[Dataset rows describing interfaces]
--- START ---

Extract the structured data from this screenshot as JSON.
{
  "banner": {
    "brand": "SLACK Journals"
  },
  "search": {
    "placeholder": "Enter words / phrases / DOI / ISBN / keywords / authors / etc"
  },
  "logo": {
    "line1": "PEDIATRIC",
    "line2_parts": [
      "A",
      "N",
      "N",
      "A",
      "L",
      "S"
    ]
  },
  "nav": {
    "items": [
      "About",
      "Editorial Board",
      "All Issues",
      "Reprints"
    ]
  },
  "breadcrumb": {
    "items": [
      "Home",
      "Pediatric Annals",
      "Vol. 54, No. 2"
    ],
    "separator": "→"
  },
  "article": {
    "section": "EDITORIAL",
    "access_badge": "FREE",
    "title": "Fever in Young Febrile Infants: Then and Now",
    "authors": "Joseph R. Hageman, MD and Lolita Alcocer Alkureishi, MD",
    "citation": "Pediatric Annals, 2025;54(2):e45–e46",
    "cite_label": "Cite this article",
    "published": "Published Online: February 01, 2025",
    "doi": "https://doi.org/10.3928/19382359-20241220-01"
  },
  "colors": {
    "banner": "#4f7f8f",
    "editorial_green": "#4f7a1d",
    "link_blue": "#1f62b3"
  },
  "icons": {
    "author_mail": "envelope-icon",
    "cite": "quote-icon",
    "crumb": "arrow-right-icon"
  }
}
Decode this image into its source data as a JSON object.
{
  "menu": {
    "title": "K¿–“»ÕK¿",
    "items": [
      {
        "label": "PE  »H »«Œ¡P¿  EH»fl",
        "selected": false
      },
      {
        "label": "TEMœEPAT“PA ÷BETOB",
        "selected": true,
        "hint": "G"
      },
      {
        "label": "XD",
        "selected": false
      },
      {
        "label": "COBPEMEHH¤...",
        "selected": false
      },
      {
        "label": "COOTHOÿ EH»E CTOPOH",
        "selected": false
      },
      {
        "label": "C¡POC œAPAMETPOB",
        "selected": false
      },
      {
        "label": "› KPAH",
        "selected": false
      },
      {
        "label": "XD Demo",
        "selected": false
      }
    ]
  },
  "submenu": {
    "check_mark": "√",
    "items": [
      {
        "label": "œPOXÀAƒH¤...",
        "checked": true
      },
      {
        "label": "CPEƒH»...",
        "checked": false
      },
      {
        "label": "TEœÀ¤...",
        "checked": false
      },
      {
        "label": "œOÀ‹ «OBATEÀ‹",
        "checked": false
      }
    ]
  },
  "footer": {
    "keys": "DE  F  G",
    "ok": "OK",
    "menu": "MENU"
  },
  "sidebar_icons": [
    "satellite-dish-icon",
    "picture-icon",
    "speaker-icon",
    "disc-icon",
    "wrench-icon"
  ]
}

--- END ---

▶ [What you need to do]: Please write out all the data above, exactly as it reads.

▶ [Result of this exercise]:
Extract the structured data from this screenshot as JSON.
{
  "banner": {
    "brand": "SLACK Journals"
  },
  "search": {
    "placeholder": "Enter words / phrases / DOI / ISBN / keywords / authors / etc"
  },
  "logo": {
    "line1": "PEDIATRIC",
    "line2_parts": [
      "A",
      "N",
      "N",
      "A",
      "L",
      "S"
    ]
  },
  "nav": {
    "items": [
      "About",
      "Editorial Board",
      "All Issues",
      "Reprints"
    ]
  },
  "breadcrumb": {
    "items": [
      "Home",
      "Pediatric Annals",
      "Vol. 54, No. 2"
    ],
    "separator": "→"
  },
  "article": {
    "section": "EDITORIAL",
    "access_badge": "FREE",
    "title": "Fever in Young Febrile Infants: Then and Now",
    "authors": "Joseph R. Hageman, MD and Lolita Alcocer Alkureishi, MD",
    "citation": "Pediatric Annals, 2025;54(2):e45–e46",
    "cite_label": "Cite this article",
    "published": "Published Online: February 01, 2025",
    "doi": "https://doi.org/10.3928/19382359-20241220-01"
  },
  "colors": {
    "banner": "#4f7f8f",
    "editorial_green": "#4f7a1d",
    "link_blue": "#1f62b3"
  },
  "icons": {
    "author_mail": "envelope-icon",
    "cite": "quote-icon",
    "crumb": "arrow-right-icon"
  }
}
Decode this image into its source data as a JSON object.
{
  "menu": {
    "title": "K¿–“»ÕK¿",
    "items": [
      {
        "label": "PE  »H »«Œ¡P¿  EH»fl",
        "selected": false
      },
      {
        "label": "TEMœEPAT“PA ÷BETOB",
        "selected": true,
        "hint": "G"
      },
      {
        "label": "XD",
        "selected": false
      },
      {
        "label": "COBPEMEHH¤...",
        "selected": false
      },
      {
        "label": "COOTHOÿ EH»E CTOPOH",
        "selected": false
      },
      {
        "label": "C¡POC œAPAMETPOB",
        "selected": false
      },
      {
        "label": "› KPAH",
        "selected": false
      },
      {
        "label": "XD Demo",
        "selected": false
      }
    ]
  },
  "submenu": {
    "check_mark": "√",
    "items": [
      {
        "label": "œPOXÀAƒH¤...",
        "checked": true
      },
      {
        "label": "CPEƒH»...",
        "checked": false
      },
      {
        "label": "TEœÀ¤...",
        "checked": false
      },
      {
        "label": "œOÀ‹ «OBATEÀ‹",
        "checked": false
      }
    ]
  },
  "footer": {
    "keys": "DE  F  G",
    "ok": "OK",
    "menu": "MENU"
  },
  "sidebar_icons": [
    "satellite-dish-icon",
    "picture-icon",
    "speaker-icon",
    "disc-icon",
    "wrench-icon"
  ]
}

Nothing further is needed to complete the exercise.